## About this exercise
Tell how many lines of the data below have the string "Provincia" in them. Say nothing more.

## Dataset rows describing interfaces

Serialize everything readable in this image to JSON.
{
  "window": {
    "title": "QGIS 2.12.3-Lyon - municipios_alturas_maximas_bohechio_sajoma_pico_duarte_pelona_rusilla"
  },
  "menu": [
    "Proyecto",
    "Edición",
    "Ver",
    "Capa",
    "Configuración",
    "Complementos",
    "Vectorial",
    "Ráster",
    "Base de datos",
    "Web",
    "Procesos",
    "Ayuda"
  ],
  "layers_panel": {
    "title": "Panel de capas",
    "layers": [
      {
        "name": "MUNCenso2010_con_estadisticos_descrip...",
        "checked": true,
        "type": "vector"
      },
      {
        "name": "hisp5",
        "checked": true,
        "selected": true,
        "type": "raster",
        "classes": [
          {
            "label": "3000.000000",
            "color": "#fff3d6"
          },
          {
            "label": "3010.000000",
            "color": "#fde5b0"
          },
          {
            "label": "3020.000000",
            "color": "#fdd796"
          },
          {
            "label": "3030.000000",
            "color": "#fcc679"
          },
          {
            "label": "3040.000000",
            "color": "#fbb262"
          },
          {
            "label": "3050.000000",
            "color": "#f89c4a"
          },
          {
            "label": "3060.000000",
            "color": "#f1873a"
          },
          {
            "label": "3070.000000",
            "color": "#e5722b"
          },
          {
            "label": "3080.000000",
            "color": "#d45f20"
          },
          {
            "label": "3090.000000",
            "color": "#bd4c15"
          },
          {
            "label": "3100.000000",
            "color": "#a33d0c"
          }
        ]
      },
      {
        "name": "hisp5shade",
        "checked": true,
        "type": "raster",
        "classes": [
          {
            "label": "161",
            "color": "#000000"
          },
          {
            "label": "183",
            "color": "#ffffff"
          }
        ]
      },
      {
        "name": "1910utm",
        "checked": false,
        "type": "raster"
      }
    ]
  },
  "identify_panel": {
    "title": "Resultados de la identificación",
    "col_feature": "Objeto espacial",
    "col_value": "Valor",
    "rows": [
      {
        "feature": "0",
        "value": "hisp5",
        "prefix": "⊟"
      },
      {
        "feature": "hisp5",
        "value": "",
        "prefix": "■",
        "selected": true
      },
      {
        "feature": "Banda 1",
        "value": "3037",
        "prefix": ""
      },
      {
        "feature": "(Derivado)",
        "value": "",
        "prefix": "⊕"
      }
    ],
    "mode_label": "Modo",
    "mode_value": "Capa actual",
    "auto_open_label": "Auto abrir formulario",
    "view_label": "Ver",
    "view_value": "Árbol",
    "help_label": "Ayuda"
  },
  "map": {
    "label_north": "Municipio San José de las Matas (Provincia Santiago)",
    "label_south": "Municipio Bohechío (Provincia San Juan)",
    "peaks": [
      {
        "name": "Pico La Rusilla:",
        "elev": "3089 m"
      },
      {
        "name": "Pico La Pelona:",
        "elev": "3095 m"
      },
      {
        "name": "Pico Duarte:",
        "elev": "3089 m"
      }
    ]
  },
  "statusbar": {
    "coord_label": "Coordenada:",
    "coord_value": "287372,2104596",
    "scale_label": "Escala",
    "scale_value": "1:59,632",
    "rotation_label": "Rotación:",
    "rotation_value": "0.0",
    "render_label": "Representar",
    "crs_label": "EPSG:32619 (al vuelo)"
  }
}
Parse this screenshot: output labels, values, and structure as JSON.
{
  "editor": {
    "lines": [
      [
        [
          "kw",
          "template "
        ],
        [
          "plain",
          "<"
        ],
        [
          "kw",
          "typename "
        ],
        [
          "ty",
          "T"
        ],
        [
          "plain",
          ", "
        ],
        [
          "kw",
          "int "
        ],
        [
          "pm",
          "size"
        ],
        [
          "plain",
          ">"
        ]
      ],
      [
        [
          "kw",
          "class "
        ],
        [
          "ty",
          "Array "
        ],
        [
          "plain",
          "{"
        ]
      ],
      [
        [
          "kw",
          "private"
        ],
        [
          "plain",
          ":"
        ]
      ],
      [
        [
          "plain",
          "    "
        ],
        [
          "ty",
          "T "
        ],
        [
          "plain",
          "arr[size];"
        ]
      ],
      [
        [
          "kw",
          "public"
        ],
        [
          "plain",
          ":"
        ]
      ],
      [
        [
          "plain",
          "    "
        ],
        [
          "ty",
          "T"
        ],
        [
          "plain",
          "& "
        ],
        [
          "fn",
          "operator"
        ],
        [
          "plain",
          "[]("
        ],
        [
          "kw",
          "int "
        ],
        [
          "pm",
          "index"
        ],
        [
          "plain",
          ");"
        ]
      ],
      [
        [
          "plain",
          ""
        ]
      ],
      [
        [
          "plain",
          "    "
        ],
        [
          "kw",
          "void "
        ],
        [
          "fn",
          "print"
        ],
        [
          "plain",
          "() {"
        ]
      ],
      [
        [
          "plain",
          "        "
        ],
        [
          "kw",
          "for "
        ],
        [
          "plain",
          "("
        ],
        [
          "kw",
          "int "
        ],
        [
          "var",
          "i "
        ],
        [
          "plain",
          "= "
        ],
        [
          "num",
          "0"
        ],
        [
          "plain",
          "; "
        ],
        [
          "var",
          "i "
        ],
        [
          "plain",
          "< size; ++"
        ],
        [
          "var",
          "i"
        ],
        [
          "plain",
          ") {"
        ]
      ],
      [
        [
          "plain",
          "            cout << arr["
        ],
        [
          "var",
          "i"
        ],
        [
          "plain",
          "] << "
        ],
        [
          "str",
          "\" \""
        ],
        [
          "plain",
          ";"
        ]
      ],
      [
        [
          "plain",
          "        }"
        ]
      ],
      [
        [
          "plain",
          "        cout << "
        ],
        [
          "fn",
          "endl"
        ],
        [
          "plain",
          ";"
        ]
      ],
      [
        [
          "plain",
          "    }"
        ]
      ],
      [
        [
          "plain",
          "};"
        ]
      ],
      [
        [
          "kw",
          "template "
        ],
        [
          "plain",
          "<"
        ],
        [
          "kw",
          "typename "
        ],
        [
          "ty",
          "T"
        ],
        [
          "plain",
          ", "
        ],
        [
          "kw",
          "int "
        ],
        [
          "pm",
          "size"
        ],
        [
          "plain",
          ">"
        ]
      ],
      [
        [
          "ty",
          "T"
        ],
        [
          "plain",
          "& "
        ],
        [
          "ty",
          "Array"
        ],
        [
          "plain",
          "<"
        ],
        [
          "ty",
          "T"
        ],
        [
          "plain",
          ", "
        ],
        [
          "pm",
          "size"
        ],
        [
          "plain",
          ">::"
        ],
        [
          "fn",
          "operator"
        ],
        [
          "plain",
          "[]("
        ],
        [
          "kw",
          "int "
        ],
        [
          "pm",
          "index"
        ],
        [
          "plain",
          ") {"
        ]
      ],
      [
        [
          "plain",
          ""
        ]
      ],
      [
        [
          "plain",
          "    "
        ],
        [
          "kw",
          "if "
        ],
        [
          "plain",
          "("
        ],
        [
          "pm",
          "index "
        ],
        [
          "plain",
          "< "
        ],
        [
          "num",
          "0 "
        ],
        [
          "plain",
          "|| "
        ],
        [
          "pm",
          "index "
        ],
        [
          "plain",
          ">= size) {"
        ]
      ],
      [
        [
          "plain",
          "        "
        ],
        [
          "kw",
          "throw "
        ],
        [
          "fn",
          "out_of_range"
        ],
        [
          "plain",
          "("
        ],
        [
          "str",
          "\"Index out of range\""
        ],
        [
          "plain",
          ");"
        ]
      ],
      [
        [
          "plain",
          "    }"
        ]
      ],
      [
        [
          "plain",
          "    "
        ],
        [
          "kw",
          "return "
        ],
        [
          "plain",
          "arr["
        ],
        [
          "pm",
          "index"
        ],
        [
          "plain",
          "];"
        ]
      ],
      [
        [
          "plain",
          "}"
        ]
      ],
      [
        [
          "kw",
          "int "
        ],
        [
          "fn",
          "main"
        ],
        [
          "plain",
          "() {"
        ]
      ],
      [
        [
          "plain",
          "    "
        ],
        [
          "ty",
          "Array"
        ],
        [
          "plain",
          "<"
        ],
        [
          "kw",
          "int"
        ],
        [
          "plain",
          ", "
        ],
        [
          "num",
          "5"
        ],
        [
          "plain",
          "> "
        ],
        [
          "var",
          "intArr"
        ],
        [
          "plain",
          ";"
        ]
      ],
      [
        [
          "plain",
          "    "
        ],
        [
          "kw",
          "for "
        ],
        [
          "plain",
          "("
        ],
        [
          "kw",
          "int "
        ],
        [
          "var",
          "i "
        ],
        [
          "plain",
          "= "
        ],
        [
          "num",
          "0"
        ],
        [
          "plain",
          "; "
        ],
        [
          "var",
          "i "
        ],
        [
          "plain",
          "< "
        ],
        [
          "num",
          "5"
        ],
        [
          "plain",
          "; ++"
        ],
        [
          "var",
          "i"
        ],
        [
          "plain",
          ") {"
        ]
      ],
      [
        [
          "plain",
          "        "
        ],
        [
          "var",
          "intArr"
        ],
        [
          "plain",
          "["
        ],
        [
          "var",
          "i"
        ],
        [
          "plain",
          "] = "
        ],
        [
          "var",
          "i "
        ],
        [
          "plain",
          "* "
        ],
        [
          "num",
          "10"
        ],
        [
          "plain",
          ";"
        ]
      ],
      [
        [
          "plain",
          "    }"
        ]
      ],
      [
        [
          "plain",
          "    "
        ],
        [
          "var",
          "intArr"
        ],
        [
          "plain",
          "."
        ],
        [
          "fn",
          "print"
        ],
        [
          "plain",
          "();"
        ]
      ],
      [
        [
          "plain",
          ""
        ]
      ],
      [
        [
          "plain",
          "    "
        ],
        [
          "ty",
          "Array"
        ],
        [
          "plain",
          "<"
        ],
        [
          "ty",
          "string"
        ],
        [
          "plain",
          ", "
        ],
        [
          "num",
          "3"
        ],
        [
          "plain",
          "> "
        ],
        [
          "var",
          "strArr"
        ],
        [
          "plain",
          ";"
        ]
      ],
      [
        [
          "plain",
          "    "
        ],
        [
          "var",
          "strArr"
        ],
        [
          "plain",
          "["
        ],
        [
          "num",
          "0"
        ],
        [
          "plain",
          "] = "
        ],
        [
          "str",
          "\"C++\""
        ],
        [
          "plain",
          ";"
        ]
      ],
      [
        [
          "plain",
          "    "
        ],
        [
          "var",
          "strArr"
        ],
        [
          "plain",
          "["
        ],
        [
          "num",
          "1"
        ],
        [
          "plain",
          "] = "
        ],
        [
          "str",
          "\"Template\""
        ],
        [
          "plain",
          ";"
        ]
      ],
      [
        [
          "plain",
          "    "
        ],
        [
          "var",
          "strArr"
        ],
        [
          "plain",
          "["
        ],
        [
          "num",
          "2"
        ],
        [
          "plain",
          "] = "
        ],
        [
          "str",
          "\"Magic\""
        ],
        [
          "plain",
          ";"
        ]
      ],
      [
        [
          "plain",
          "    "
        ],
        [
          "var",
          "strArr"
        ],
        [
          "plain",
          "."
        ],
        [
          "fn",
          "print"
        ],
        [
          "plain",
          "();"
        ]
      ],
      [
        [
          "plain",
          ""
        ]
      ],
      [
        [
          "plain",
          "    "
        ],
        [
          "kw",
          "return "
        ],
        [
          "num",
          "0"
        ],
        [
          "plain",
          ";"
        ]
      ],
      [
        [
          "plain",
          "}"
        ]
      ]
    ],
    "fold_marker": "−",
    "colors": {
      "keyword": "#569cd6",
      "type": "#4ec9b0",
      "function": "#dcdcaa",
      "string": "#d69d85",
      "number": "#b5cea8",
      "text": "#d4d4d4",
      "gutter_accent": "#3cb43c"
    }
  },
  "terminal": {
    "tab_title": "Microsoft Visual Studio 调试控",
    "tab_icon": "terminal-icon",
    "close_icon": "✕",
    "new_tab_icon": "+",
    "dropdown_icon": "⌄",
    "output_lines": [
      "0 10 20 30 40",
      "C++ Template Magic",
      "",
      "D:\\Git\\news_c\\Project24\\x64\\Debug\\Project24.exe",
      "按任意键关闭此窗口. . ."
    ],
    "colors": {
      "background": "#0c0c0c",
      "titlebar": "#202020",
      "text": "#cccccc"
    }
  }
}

## Task answer
2